We recently came across this story about a water transfer project in Brazil. Since we have previously had a look at China’s North-South water transfer project, we thought it might be interesting to have a look at Brazil’s project in Google Earth. It was difficult to find the location, but we eventually found this Wikipedia page that has a map. We have since located and traced out the canals that have been built so far. In many places there is no recent imagery and their route can only be seen in the latest Landsat/Sentinel global mosaic in ‘historical imagery’.
The Brazil water transfer project consists of two separate canals carrying water from the São Francisco River to the four north-eastern states of Brazil. There are several dams along the route of the canal which have been specially constructed as part of the project. The two main canals are each around 200 km long. There are also tunnels under roads, bridges over valleys and in one place an 18 km tunnel through a hill.
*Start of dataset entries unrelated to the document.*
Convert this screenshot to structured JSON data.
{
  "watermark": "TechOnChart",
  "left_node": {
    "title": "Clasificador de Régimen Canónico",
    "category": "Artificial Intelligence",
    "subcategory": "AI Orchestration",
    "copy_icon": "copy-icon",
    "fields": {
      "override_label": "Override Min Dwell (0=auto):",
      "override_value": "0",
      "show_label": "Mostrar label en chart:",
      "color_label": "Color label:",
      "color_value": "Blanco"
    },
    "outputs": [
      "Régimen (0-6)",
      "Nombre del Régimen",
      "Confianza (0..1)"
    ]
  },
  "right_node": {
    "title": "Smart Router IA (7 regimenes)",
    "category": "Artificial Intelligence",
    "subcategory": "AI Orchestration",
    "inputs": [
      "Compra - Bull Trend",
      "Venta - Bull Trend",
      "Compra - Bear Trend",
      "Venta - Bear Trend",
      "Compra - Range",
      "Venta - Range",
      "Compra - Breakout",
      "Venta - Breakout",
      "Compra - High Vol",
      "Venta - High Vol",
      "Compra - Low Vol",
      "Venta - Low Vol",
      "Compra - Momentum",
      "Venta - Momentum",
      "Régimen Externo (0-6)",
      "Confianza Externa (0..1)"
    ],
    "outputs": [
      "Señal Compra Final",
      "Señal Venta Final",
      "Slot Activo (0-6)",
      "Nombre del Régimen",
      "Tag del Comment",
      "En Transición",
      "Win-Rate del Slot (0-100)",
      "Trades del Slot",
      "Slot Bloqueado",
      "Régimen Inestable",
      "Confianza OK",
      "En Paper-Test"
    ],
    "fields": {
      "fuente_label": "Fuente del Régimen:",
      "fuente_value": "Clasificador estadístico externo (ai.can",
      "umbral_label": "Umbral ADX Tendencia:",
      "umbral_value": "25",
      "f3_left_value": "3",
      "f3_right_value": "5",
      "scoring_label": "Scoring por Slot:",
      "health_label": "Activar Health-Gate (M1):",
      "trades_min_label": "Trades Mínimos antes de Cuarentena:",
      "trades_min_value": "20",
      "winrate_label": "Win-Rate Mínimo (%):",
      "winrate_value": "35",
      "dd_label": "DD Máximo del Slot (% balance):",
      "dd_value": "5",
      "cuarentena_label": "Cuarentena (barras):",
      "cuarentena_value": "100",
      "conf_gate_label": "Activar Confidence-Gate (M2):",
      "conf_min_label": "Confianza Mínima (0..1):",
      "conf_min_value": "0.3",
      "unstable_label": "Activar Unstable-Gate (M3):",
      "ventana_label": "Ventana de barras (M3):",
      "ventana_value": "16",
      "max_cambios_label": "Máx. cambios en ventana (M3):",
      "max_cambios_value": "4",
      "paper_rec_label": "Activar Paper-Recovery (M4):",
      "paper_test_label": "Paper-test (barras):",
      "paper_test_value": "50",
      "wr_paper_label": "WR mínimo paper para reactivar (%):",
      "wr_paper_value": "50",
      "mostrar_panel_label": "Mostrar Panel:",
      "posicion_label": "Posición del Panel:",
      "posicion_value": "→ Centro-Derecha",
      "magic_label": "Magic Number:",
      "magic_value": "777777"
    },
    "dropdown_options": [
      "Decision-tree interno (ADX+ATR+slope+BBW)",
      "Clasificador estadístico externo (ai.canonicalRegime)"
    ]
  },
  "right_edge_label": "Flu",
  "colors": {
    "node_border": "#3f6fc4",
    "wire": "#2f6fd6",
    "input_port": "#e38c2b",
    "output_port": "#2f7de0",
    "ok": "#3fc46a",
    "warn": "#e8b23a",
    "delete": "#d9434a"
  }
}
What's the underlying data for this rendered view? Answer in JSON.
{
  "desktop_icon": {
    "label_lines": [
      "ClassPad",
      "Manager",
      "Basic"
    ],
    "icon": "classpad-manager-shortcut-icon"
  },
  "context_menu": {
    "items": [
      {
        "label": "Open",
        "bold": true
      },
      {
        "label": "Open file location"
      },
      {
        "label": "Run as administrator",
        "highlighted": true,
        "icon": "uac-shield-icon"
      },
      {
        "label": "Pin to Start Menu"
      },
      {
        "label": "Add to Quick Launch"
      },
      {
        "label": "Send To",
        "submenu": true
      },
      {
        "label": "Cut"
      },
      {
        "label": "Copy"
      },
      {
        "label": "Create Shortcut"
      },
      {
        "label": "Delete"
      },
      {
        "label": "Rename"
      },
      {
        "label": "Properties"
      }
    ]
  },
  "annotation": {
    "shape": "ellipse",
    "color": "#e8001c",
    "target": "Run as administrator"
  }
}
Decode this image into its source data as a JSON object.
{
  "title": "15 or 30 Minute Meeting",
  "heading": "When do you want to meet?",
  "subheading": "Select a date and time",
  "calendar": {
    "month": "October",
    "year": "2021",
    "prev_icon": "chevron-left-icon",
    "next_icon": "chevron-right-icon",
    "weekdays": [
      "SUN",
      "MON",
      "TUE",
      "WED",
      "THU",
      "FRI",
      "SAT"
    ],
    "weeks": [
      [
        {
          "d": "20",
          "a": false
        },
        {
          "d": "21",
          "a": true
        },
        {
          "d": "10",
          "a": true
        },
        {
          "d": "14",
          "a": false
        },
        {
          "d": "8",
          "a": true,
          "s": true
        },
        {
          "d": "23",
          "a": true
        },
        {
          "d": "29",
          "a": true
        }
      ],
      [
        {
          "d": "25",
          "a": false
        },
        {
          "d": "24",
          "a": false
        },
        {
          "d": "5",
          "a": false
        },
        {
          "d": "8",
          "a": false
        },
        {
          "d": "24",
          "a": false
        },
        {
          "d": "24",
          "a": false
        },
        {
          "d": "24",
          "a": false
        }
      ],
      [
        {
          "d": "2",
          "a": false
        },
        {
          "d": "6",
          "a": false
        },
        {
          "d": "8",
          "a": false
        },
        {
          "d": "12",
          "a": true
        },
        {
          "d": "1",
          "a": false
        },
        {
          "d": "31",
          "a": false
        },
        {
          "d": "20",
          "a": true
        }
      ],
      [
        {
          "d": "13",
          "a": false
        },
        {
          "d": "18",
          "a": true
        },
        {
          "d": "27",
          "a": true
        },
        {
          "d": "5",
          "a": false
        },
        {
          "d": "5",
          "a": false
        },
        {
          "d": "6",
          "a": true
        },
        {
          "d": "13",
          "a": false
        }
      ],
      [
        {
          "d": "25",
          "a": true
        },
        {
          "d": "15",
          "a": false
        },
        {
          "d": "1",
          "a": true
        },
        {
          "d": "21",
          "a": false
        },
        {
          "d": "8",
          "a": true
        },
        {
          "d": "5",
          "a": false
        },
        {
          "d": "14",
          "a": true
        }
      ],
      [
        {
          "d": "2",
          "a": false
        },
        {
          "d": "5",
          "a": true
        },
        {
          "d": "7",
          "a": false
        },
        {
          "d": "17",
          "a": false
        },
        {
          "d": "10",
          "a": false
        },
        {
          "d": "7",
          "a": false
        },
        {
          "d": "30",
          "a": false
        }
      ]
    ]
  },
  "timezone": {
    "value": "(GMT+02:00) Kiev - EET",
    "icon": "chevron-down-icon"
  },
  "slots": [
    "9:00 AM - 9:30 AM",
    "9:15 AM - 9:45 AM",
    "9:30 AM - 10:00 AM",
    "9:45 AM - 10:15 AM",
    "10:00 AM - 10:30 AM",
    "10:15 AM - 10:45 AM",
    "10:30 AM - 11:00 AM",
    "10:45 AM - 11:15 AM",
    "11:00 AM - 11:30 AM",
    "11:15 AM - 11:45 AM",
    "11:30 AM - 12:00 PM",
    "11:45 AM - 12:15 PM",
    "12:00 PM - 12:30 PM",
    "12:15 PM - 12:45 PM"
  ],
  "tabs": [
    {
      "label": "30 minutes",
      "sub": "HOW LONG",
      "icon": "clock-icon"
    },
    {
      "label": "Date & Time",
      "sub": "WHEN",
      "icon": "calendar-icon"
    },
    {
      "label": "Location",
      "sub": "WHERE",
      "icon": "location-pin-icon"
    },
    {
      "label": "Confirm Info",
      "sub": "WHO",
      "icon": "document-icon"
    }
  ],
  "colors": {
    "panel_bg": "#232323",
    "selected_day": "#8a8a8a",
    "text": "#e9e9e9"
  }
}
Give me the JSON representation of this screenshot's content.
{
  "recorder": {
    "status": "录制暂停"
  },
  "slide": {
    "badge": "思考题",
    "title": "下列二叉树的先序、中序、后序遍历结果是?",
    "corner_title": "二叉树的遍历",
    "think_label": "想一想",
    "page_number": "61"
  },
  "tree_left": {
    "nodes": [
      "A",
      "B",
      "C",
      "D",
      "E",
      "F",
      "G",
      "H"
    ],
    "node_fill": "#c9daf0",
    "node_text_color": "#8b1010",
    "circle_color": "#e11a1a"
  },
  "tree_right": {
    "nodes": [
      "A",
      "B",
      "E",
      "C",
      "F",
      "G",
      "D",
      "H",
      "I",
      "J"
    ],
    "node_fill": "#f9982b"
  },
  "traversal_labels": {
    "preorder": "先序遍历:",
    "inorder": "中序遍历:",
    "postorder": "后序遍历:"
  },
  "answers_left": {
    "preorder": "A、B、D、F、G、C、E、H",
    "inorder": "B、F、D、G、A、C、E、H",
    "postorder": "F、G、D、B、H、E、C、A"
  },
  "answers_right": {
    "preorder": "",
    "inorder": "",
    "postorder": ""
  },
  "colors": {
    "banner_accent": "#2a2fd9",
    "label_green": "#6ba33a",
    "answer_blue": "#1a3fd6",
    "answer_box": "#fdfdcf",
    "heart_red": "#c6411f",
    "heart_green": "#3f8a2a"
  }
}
The project has reportedly cost around US$ 2.5 billion so far. The region the water is serving is known as Sertão and is a naturally arid region.
The canal routes. Red: canals. Blue: river bed. Yellow: possible future extension.
Keep in mind that once the water is transported via the canals, it flows into the local rivers and can be utilised by towns downstream of the end of the canal all the way to the coast.
A tunnel under a village.
One of the many dams.
Play ‘spot the difference’. 2001 vs 2016. If you know where to look you can spot both canals. See map above for clues.
To find the canals in Google Earth download this KML file.